Be abundant with your cooking and make sure you get all the vitamins and minerals you need. You do need to be mindful of getting enough protein and iron with a vegan diet, and lots of people find a B12 supplement helpful, so do have a look into this and check with your doctor to see what you might need to supplement.
8. Eat simply.
Find simple new go-to’s that work for your schedule. Lots of people think changing to a plant-based/vegan/healthy diet has to be complicated and time-consuming, but it really doesn’t. And it doesn’t have to cost more either. Try simple things like overnight oats for breakfast (a simple combo is mixing oats, almond milk, peanut butter, and a splash of maple in a mason jar in the evening and storing in the fridge;) or sautéeing tomatoes for three minutes until they’re blistered and tender then serving on sourdough with a generous sprinkling of sea salt and olive oil.
9. Cook for anyone and everyone.
Be flexible and non-judgmental with those around you. We all make different dietary decisions and should respect everyone for their own choices. I’ve found the best way to get people excited about vegan food and change any negative pre-conceptions they have is to cook for them rather than preaching at them. Always focus on the positives, not the negatives.
I always cook them hearty, familiar meals: I love sautéeing garlic and onion with celery, mustard seeds, cumin seeds, turmeric, cayenne pepper, and dried coriander, then cooking potatoes and cauliflower in the spice mix with coconut milk, before stirring in chickpeas and wilted spinach at the end. I serve it on miso and sesame infused brown rice and do a maple and cinnamon apple crumble for dessert. Everyone licks their plates clean, they leave satisfied, and way more open-minded to vegan cooking, which always makes me happy.

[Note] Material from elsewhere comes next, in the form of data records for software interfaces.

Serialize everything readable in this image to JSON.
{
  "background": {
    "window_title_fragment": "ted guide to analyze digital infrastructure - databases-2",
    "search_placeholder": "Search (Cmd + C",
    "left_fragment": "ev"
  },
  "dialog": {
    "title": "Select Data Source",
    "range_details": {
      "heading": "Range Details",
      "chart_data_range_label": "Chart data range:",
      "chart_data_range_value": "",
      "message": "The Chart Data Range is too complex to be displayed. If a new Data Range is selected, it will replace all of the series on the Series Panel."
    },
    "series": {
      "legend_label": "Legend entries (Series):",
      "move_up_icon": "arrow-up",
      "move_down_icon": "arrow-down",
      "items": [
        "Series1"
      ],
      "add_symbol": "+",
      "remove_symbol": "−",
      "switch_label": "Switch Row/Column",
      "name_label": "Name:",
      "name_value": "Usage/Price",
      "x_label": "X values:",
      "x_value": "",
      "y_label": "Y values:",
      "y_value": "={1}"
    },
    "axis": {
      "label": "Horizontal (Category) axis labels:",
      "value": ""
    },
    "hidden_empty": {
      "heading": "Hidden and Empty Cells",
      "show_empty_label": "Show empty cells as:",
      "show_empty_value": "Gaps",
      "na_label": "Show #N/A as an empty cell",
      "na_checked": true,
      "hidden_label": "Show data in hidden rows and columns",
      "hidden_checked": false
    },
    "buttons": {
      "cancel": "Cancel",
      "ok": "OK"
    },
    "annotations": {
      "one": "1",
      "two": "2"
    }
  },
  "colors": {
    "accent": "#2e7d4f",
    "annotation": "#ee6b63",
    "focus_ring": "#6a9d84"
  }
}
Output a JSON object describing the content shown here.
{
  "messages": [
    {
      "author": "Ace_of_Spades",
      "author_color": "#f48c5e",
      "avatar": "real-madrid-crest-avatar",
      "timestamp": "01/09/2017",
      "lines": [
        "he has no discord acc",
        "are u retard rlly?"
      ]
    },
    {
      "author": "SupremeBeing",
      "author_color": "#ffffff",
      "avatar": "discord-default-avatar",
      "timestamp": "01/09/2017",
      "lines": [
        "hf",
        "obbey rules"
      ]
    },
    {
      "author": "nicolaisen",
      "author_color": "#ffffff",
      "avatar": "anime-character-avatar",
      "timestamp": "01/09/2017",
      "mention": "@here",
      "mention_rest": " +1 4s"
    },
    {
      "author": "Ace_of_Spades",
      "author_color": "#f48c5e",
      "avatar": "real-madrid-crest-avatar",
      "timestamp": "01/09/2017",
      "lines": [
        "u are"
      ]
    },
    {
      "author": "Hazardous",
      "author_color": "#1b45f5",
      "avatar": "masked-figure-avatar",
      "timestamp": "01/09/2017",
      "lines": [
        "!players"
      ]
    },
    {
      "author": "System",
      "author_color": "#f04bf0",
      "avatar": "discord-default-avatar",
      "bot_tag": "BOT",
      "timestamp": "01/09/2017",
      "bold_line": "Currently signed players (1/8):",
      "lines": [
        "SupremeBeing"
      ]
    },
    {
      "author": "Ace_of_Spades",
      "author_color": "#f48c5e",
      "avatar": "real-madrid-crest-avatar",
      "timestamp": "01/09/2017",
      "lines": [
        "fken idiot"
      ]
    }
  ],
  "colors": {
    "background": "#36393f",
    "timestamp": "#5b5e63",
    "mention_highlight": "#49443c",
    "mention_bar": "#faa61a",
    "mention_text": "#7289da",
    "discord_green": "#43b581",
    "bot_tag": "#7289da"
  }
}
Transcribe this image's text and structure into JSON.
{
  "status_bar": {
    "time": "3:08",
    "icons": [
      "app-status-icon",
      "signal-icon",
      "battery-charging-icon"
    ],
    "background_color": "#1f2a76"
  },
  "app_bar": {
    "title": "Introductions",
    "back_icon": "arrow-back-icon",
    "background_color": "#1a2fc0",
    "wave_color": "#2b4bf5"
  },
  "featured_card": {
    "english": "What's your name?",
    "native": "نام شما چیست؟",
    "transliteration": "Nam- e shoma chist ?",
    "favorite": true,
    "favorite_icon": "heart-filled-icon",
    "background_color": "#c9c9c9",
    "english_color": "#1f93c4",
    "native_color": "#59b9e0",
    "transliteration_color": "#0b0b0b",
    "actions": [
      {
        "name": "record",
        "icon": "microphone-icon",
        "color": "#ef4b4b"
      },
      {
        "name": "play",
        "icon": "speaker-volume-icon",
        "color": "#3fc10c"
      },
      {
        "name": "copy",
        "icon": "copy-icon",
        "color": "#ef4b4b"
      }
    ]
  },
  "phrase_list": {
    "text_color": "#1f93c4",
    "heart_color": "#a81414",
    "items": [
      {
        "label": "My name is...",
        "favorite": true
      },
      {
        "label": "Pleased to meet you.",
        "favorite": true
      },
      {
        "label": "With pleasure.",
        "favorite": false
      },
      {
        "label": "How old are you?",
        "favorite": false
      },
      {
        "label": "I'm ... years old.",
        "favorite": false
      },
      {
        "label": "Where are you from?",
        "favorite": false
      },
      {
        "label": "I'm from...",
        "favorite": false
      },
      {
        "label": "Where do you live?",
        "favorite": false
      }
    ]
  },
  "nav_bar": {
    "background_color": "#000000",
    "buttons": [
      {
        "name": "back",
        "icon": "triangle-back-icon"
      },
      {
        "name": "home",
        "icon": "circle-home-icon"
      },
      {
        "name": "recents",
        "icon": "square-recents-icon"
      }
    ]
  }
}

10. You don't have to convert anyone.
In the same vein, allow your friends and family to adapt to the recipes so that you can all share and celebrate vegan food, without forcing them to become fully vegan instantly. If adding chicken, fish, cheese, or eggs makes your friends and family more likely to try something new and more receptive to plant-based cooking, as well as allowing them to enjoy the meal more, then that’s a great thing. It also means their plate will look more familiar, which as I mentioned above, I find is the best approach.
Ella Mills is the founder of , best-selling author, and owner of Deliciously Ella Deli's in London as well as a line of retail products. Her newest cookbook, , just launched in the U.S. in October! Ella’s personal journey of how eating well healed a debilitating illness inspired her to begin sharing her healthy and delicious recipes with others.
The original recipes in Natural Feasts offer a fresh spin on plant-based meals and make it easy to incorporate them into your daily routine. Ella’s delicious meals and approachable personality have garnered her an engaged social media following with more than 1.2 million Instagram followers.